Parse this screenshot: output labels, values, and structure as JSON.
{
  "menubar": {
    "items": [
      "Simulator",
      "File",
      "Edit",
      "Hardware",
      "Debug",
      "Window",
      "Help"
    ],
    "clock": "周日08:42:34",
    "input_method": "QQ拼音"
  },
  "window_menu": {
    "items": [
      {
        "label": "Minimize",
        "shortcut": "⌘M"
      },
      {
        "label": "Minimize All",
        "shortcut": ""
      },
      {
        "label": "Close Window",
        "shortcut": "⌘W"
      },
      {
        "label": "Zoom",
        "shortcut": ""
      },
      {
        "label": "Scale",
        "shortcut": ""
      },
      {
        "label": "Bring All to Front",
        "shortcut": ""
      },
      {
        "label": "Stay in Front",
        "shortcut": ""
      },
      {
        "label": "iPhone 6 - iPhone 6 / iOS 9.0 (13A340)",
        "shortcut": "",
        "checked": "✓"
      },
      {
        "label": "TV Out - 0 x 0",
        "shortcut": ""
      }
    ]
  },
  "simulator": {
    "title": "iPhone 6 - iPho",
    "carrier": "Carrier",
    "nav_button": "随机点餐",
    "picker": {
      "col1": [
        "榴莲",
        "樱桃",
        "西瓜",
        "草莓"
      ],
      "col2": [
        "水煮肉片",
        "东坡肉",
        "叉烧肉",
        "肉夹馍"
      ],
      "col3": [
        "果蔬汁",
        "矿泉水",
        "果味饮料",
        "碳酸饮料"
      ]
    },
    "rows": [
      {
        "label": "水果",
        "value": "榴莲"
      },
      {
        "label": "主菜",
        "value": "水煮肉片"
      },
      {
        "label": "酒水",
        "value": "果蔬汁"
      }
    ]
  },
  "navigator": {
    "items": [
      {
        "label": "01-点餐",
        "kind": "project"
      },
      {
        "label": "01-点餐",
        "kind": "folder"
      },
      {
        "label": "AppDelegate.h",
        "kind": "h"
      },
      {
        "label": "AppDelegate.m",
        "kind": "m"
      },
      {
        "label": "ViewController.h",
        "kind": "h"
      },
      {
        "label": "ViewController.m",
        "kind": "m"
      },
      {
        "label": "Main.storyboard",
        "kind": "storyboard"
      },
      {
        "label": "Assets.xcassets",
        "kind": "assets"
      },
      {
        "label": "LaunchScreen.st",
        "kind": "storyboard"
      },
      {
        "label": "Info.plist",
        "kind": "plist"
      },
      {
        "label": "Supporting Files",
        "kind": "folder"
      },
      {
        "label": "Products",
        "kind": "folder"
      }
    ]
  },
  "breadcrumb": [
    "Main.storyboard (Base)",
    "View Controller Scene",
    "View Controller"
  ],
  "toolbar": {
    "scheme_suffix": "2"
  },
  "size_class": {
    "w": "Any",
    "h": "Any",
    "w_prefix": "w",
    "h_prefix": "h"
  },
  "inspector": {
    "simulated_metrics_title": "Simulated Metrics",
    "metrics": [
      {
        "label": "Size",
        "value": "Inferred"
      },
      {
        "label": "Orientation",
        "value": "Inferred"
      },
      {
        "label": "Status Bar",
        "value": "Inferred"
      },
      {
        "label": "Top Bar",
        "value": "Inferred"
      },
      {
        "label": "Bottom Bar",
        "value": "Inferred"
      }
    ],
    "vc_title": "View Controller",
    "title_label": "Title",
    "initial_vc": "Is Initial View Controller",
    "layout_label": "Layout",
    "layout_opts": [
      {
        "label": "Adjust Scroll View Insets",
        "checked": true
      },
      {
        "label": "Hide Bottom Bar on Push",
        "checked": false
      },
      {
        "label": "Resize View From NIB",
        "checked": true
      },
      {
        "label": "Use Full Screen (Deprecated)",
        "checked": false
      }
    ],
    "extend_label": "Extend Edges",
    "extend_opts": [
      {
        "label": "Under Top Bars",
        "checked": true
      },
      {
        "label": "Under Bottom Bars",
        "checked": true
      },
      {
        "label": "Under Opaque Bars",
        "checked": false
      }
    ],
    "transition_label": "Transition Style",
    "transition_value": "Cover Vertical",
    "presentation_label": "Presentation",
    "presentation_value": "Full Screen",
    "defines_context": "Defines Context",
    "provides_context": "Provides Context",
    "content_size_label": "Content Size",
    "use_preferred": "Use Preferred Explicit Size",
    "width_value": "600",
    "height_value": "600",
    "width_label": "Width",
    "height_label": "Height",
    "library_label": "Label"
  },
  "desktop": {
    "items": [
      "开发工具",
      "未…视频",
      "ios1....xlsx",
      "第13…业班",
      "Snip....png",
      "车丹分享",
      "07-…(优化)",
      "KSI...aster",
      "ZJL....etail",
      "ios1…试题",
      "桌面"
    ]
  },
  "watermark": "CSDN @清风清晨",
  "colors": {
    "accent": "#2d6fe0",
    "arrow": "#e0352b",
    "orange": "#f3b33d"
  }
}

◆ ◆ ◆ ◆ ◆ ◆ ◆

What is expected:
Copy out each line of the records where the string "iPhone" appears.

Finished exercise:
        "label": "iPhone 6 - iPhone 6 / iOS 9.0 (13A340)",
    "title": "iPhone 6 - iPho",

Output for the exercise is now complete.